Can Inter now dominate Italian football in the way Juve have for the past nine years? Since Conte took over, Inter have lost just six league games in two seasons and have won more games, accumulated more points, scored more goals and conceded fewer than Juve, who have lost 12 in that timeframe.

But Inter have their own considerable challenges. For a start, the club has lost a lot of money since the pandemic hit Italy. Their net loss was € 102 million in 2019-20 and they have net debt of € 323 million. Revenues were down by almost a fifth. They also have a wage bill that is almost 70% of income. With the title secured, Inter are allegedly looking for a cash injection and have been talking to a number of potential providers. 

Suning, the club’s 68.5% owner, has been heavily impacted by the pandemic and recently sold 23% of its shares to state-owned investors to bolster its equity base. They were looking to sell the club and at one point, thought they had an agreement with BC Partners, a UK-based private equity firm. The two parties could not agree on a valuation and the deal collapsed.

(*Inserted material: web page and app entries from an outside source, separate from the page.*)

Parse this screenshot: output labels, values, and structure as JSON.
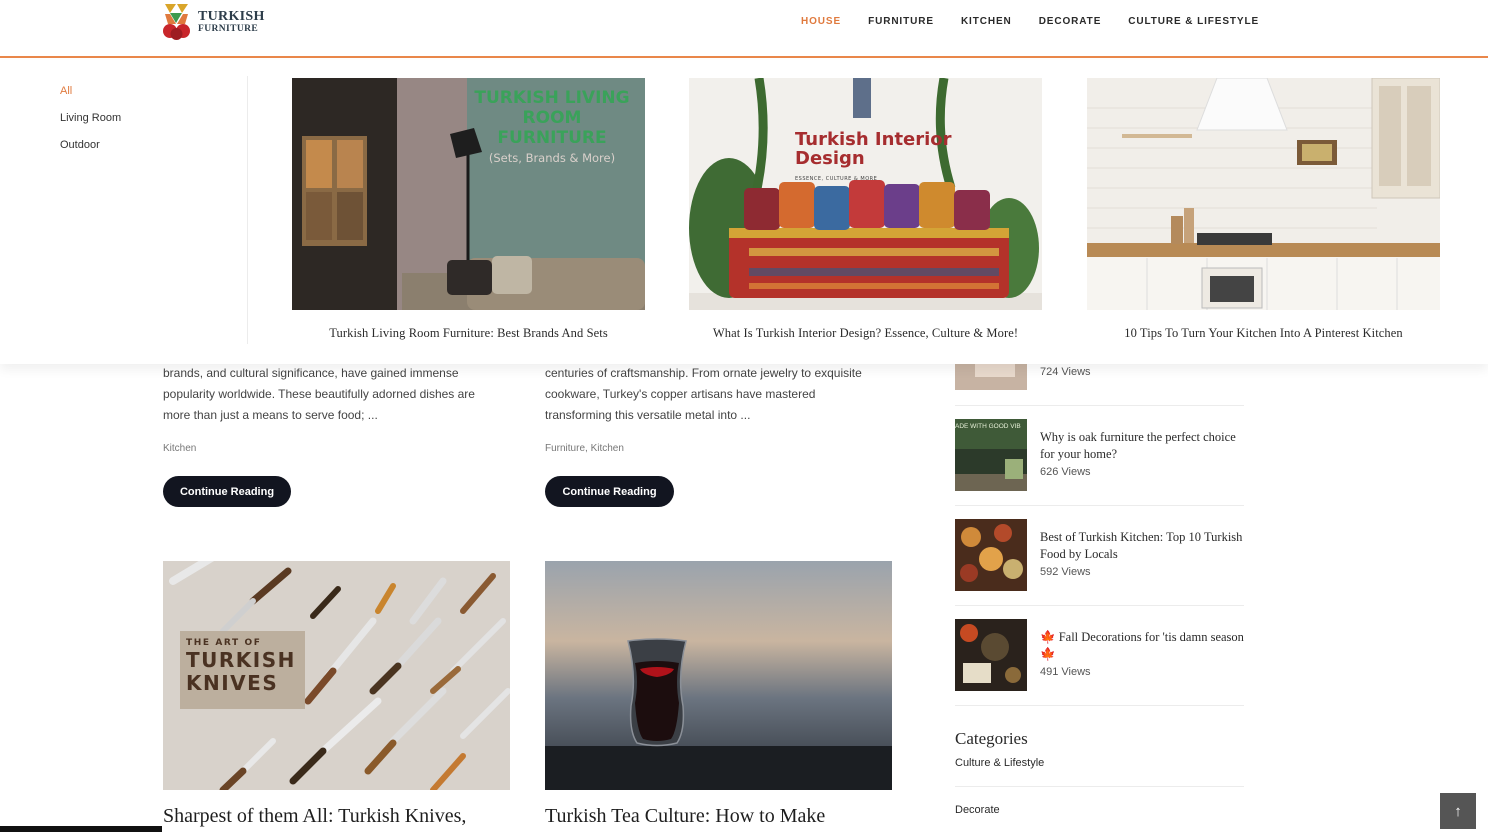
{
  "header": {
    "logo_line1": "TURKISH",
    "logo_line2": "FURNITURE",
    "nav": [
      "HOUSE",
      "FURNITURE",
      "KITCHEN",
      "DECORATE",
      "CULTURE & LIFESTYLE"
    ],
    "active_nav": "HOUSE",
    "accent_color": "#e07a3e"
  },
  "mega_menu": {
    "subcategories": [
      "All",
      "Living Room",
      "Outdoor"
    ],
    "active_subcategory": "All",
    "cards": [
      {
        "title": "Turkish Living Room Furniture: Best Brands And Sets",
        "image_heading_1": "TURKISH LIVING",
        "image_heading_2": "ROOM FURNITURE",
        "image_subheading": "(Sets, Brands & More)"
      },
      {
        "title": "What Is Turkish Interior Design? Essence, Culture & More!",
        "image_heading_1": "Turkish Interior",
        "image_heading_2": "Design",
        "image_subheading": "ESSENCE, CULTURE & MORE"
      },
      {
        "title": "10 Tips To Turn Your Kitchen Into A Pinterest Kitchen"
      }
    ]
  },
  "posts": [
    {
      "excerpt": [
        "brands, and cultural significance, have gained immense",
        "popularity worldwide. These beautifully adorned dishes are",
        "more than just a means to serve food; ..."
      ],
      "category": "Kitchen",
      "button": "Continue Reading"
    },
    {
      "excerpt": [
        "centuries of craftsmanship. From ornate jewelry to exquisite",
        "cookware, Turkey's copper artisans have mastered",
        "transforming this versatile metal into ..."
      ],
      "category": "Furniture, Kitchen",
      "button": "Continue Reading"
    },
    {
      "title": "Sharpest of them All: Turkish Knives,",
      "image_label_small": "THE ART OF",
      "image_label_1": "TURKISH",
      "image_label_2": "KNIVES"
    },
    {
      "title": "Turkish Tea Culture: How to Make"
    }
  ],
  "sidebar": {
    "popular": [
      {
        "title": "",
        "views": "724 Views"
      },
      {
        "title": "Why is oak furniture the perfect choice for your home?",
        "views": "626 Views",
        "thumb_text": "ADE WITH GOOD VIB"
      },
      {
        "title": "Best of Turkish Kitchen: Top 10 Turkish Food by Locals",
        "views": "592 Views"
      },
      {
        "title": "Fall Decorations for 'tis damn season",
        "views": "491 Views",
        "leaf_emoji": "🍁"
      }
    ],
    "categories_heading": "Categories",
    "categories": [
      "Culture & Lifestyle",
      "Decorate"
    ]
  },
  "back_to_top": "↑"
}
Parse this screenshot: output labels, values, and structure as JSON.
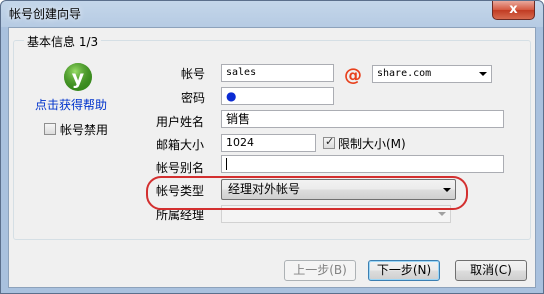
{
  "window": {
    "title": "帐号创建向导",
    "close_label": "x"
  },
  "group": {
    "title": "基本信息 1/3"
  },
  "sidebar": {
    "help_link": "点击获得帮助",
    "disable_account_label": "帐号禁用",
    "disable_account_checked": false
  },
  "form": {
    "account_label": "帐号",
    "account_value": "sales",
    "at_symbol": "@",
    "domain_value": "share.com",
    "password_label": "密码",
    "password_dot": "●",
    "username_label": "用户姓名",
    "username_value": "销售",
    "mailbox_size_label": "邮箱大小",
    "mailbox_size_value": "1024",
    "limit_size_label": "限制大小(M)",
    "limit_size_checked": true,
    "alias_label": "帐号别名",
    "alias_value": "",
    "account_type_label": "帐号类型",
    "account_type_value": "经理对外帐号",
    "manager_label": "所属经理",
    "manager_value": ""
  },
  "buttons": {
    "back": "上一步(B)",
    "next": "下一步(N)",
    "cancel": "取消(C)"
  },
  "colors": {
    "link": "#0033cc",
    "highlight": "#d32f2f",
    "at_icon": "#e8401c",
    "help_icon": "#3a8d1f"
  }
}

Suning has invested some € 700 million since acquiring its stake in Inter, but around € 250 million is required to meet immediate needs and cover the club’s losses. Lukaku, who will be 28 on May 13, is valued at between € 70 million and € 105 million. Other players, such as Nicolo Barella, Achraf Hakim and Lautaro Martinez are worth a combined amount of € 250 million.

Conte will, naturally, look to the owners for indication of transfer funds for 2021-22. If the budget is diminished and Inter cannot strengthen their side, then they may be looking for a new coach for the defence of their title. At the moment, though, Inter and their fans are enjoying the moment, but they have been advised to “celebrate responsibly.” 

Photo: LAMY